228 results found for Plant Pests and Diseases
Spotted wing drosophila on a blueberry. CAES News
Spotted wing drosophila
University of Georgia entomologist Ashfaq Sial advises Georgia blueberry farmers to manage the spotted wing drosophila (SWD), the crop’s most destructive pest, by incorporating cultural practices into farming.
In the foreground of the peanut field, crown rot leaves considerable damage, compared to a good stand of peanuts with clean seed. CAES News
Aspergillus Crown Rot
Aspergillus crown rot disease is on the rise in Georgia peanut fields and University of Georgia researchers are working to pinpoint why. At present, university scientists recommend that farmers encountering this problem in their fields stop saving seed from year to year in an effort to reduce the disease while better control methods are found. The first line of defense has been fungicide application either in furrow or directly to the seed.
Blueberries growing on the Alapaha farm in Alapaha, Georgia in this file photo. CAES News
Blueberry Production
Nematode control is one of the costliest hurdles to blueberry production on replanted sites. Through research trials in Appling County, Georgia, University of Georgia Cooperative Extension Agriculture and Natural Resources Agent Shane Curry found that adding pine bark mulch when replanting blueberry fields helps to combat the pests.
Cucurbit leaf crumple virus, a disease carried by whiteflies, infects vegetable plants like squash (pictured). CAES News
Whitefly management
Summer may have ended, but Georgia’s silverleaf whitefly infestation has not.
Whiteflies seen on a squash leaf. CAES News
Whiteflies
Populations of whiteflies are “unusually high” in Georgia cotton fields this season, making early detection and management of whiteflies essential, according to University of Georgia entomologists Phillip Roberts and Stormy Sparks.
Since about half of Georgia's peanuts are produced on dry land, or land without access to irrigation, growers rely on rain to produce a good crop. CAES News
Burrower Bug
Through part of a $12.1 million grant from the U.S. Department of Agriculture, University of Georgia Cooperative Extension peanut entomologist Mark Abney is studying the biology of the burrower bug and developing an effective management program.
An Asian longhorned beetle chews through wood. CAES News
Invasive Species
Over the next 10 years, the number of cargo containers operating out of the Port of Savannah, Georgia, is expected to double. While additional cargo means increased revenue for the state, Chuck Bargeron, associate director of the University of Georgia Center for Invasive Species and Ecosystem Health, is concerned it could also lead to the establishment of more invasive species.
Tomato leaves can curl in response to environmental stresses, like lack of water, or as a symptom of a disease, like tomato leaf curl virus, shown here. CAES News

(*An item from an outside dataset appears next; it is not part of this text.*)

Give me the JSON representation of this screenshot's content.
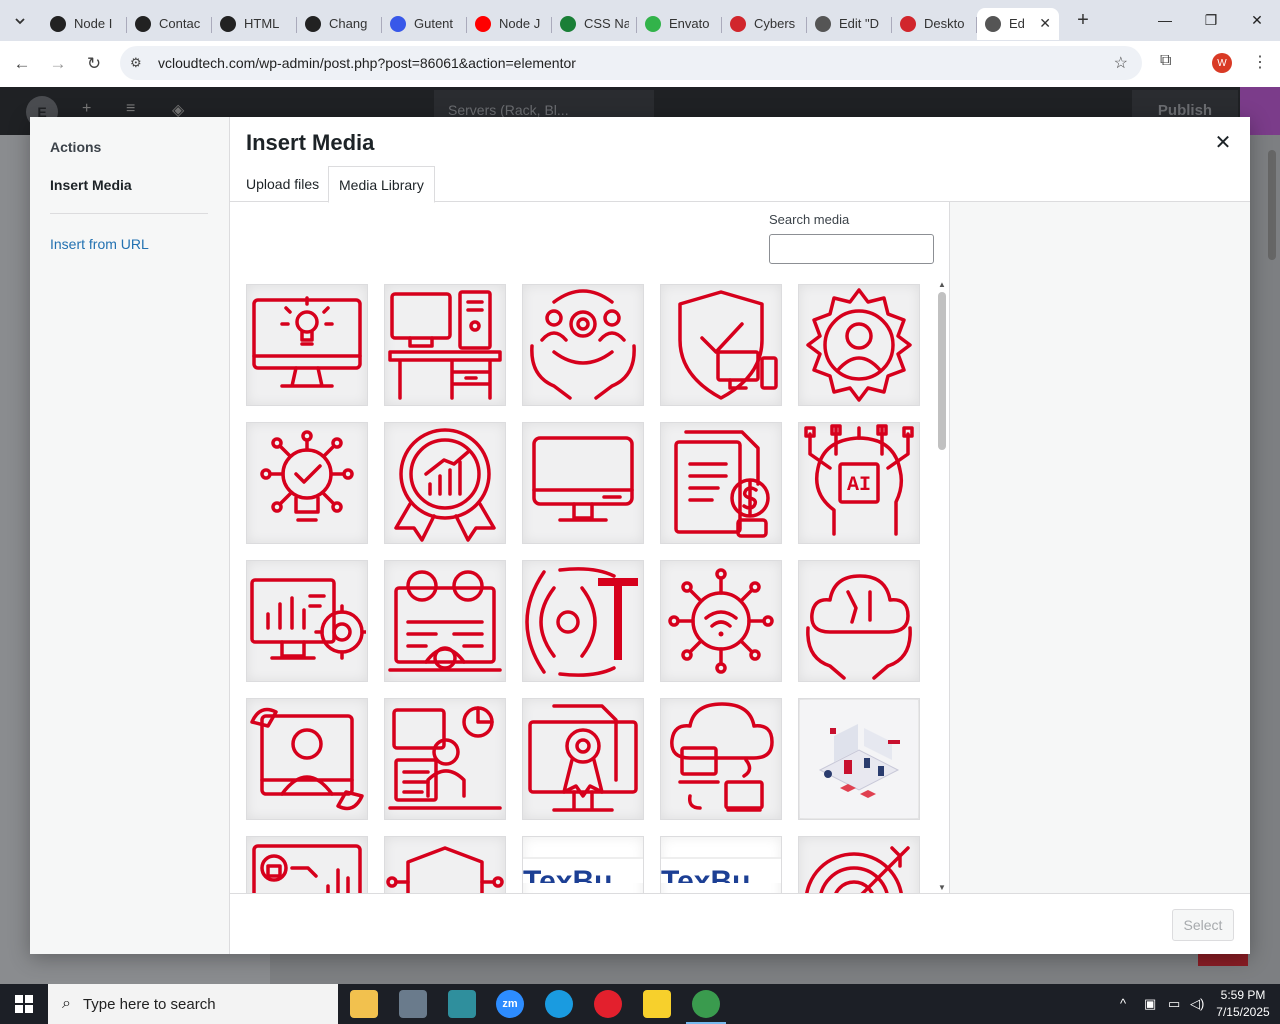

Think Ahead
Georgia’s hot, muggy summers provide the perfect conditions for diseases to thrive in. University of Georgia Cooperative Extension specialist Elizabeth Little says the secret to fighting diseases in homegrown vegetables is to stay a few steps ahead of them.
A yellow squash matures on the vine of a squash plant growing in Butts County, Georgia. CAES News
Squash Struggles
Pests and diseases make summer squash one of the most challenging vegetables to grow in Georgia home gardens, according to University of Georgia plant pathologist Elizabeth Little, who studies plant diseases and control methods at the UGA College of Agricultural and Environmental Sciences.